NASCAR’s Brian France: ‘The business is solid and we’re going forward’
Chairman and CEO holds mid-season ‘State of the Sport’ press conference
Brian France, chairman and CEO of NASCAR, held court with the media at Daytona International Speedway prior to tonight’s Coke Zero 400 NASCAR Sprint Cup race. Which, incidentally, is almost certain to be rain-delayed, given the current showers and the grim weather forecast.
France broke no news, and responded to questions in his typically general, non-specific fashion, but did say that he had just come from a lengthy presentation from Gene Stefanyshyn, the former General Motors executive whom France hired as NASCAR’s vice-president of innovation and racing development, “and it was remarkably different talking about the rules of the future and all of that stuff. It was all science, all what really costs what, what really can work and gives us the best outcomes in terms of giving more drivers an opportunity to race hard.” It was, France said, “very, very analytical, and that’s exactly why we brought him in.” A chief topic: Lowering costs for everyone involved.

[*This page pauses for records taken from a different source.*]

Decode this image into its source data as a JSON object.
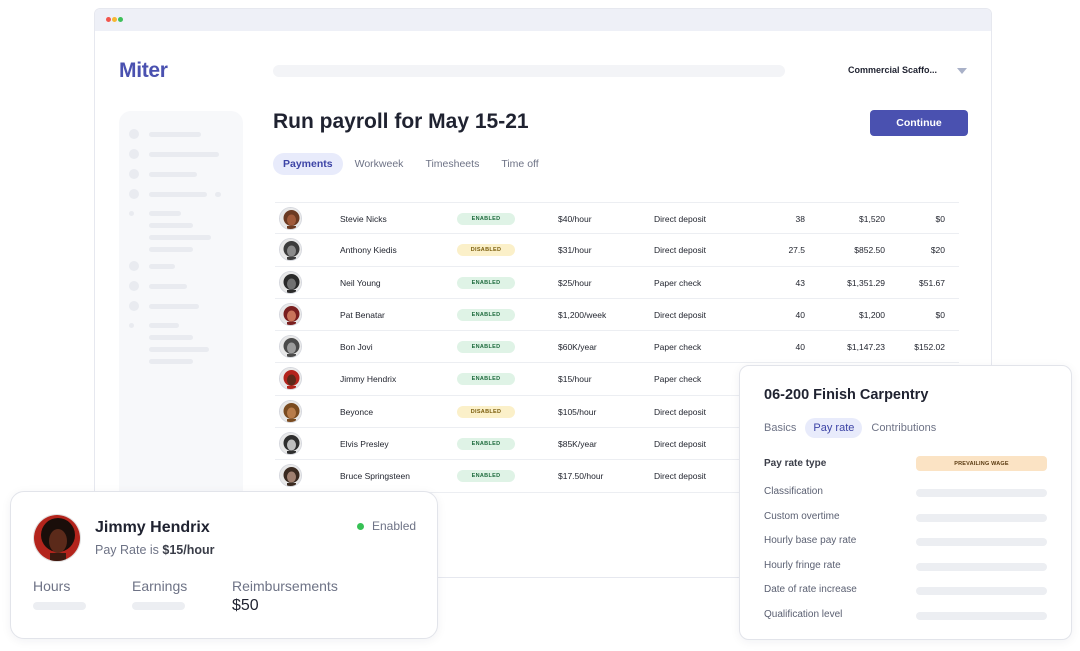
{
  "app": {
    "logo": "Miter",
    "company": "Commercial Scaffo..."
  },
  "page": {
    "title": "Run payroll for May 15-21",
    "continue_label": "Continue",
    "tabs": [
      {
        "label": "Payments",
        "active": true
      },
      {
        "label": "Workweek",
        "active": false
      },
      {
        "label": "Timesheets",
        "active": false
      },
      {
        "label": "Time off",
        "active": false
      }
    ]
  },
  "employees": [
    {
      "name": "Stevie Nicks",
      "status": "ENABLED",
      "rate": "$40/hour",
      "method": "Direct deposit",
      "hours": "38",
      "earnings": "$1,520",
      "reimb": "$0",
      "avatar_color": "#a05a3a",
      "hair_color": "#6b3a22"
    },
    {
      "name": "Anthony Kiedis",
      "status": "DISABLED",
      "rate": "$31/hour",
      "method": "Direct deposit",
      "hours": "27.5",
      "earnings": "$852.50",
      "reimb": "$20",
      "avatar_color": "#8a8a8a",
      "hair_color": "#3c3c3c"
    },
    {
      "name": "Neil Young",
      "status": "ENABLED",
      "rate": "$25/hour",
      "method": "Paper check",
      "hours": "43",
      "earnings": "$1,351.29",
      "reimb": "$51.67",
      "avatar_color": "#707070",
      "hair_color": "#2a2a2a"
    },
    {
      "name": "Pat Benatar",
      "status": "ENABLED",
      "rate": "$1,200/week",
      "method": "Direct deposit",
      "hours": "40",
      "earnings": "$1,200",
      "reimb": "$0",
      "avatar_color": "#c9745a",
      "hair_color": "#7a1f1f"
    },
    {
      "name": "Bon Jovi",
      "status": "ENABLED",
      "rate": "$60K/year",
      "method": "Paper check",
      "hours": "40",
      "earnings": "$1,147.23",
      "reimb": "$152.02",
      "avatar_color": "#9b9b9b",
      "hair_color": "#4a4a4a"
    },
    {
      "name": "Jimmy Hendrix",
      "status": "ENABLED",
      "rate": "$15/hour",
      "method": "Paper check",
      "hours": "",
      "earnings": "",
      "reimb": "",
      "avatar_color": "#5b2a1a",
      "hair_color": "#b3241c"
    },
    {
      "name": "Beyonce",
      "status": "DISABLED",
      "rate": "$105/hour",
      "method": "Direct deposit",
      "hours": "",
      "earnings": "",
      "reimb": "",
      "avatar_color": "#b87c4a",
      "hair_color": "#7a4b20"
    },
    {
      "name": "Elvis Presley",
      "status": "ENABLED",
      "rate": "$85K/year",
      "method": "Direct deposit",
      "hours": "",
      "earnings": "",
      "reimb": "",
      "avatar_color": "#bdbdbd",
      "hair_color": "#2e2e2e"
    },
    {
      "name": "Bruce Springsteen",
      "status": "ENABLED",
      "rate": "$17.50/hour",
      "method": "Direct deposit",
      "hours": "",
      "earnings": "",
      "reimb": "",
      "avatar_color": "#a08070",
      "hair_color": "#3a2a20"
    }
  ],
  "employee_card": {
    "name": "Jimmy Hendrix",
    "pay_rate_prefix": "Pay Rate is ",
    "pay_rate_value": "$15/hour",
    "status": "Enabled",
    "hours_label": "Hours",
    "earnings_label": "Earnings",
    "reimb_label": "Reimbursements",
    "reimb_value": "$50"
  },
  "job_card": {
    "title": "06-200 Finish Carpentry",
    "tabs": [
      {
        "label": "Basics",
        "active": false
      },
      {
        "label": "Pay rate",
        "active": true
      },
      {
        "label": "Contributions",
        "active": false
      }
    ],
    "pay_rate_type_label": "Pay rate type",
    "pay_rate_type_value": "PREVAILING WAGE",
    "fields": [
      "Classification",
      "Custom overtime",
      "Hourly base pay rate",
      "Hourly fringe rate",
      "Date of rate increase",
      "Qualification level"
    ]
  },
  "colors": {
    "brand": "#4a51b0",
    "enabled_bg": "#dff3e6",
    "disabled_bg": "#fbf0c9",
    "status_dot": "#37c155"
  }
}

France responded to questions on multiple topics:
On changes to “souvenir row,” given the revelation that trinket and teeshirt sales have plummeted: “We do think there’s probably some newer, better ways that we can merchandise to our fans.”
On changes in the TV contracts and advertising: “We’re on nice, steady ground, and sponsorship is coming back for us fortunately. That was obviously a hard hit with the recession.”
On whether continued participation in the Nationwide and Camping World truck series should be allowed by full-time Sprint Cup drivers: “It’s true that if a Cup driver dominates in a lower division, it’s understandable why people will shake their head.” But “we balance that against the fact that fans like to see the younger drivers with the veterans, and the younger drivers like to figure out where they are on the skill curve.” In essence, “We tend to let events unfold the way they unfold.”
On whether Homestead-Miami Speedway is really the best place for the season finale: He cited weather, the quality of the track and Ford sponsorship as reasons why “we’re going to be in Homestead for the foreseeable future.”
On why some markets, like Dover, have suffered declining attendance: “Some markets are just more challenged. Some are doing better than they did last year, so it’s a mixed bag. Balanced attendance is up.”
Politics intrude into NASCAR garage
Daytona postponed until 11 a.m. Sunday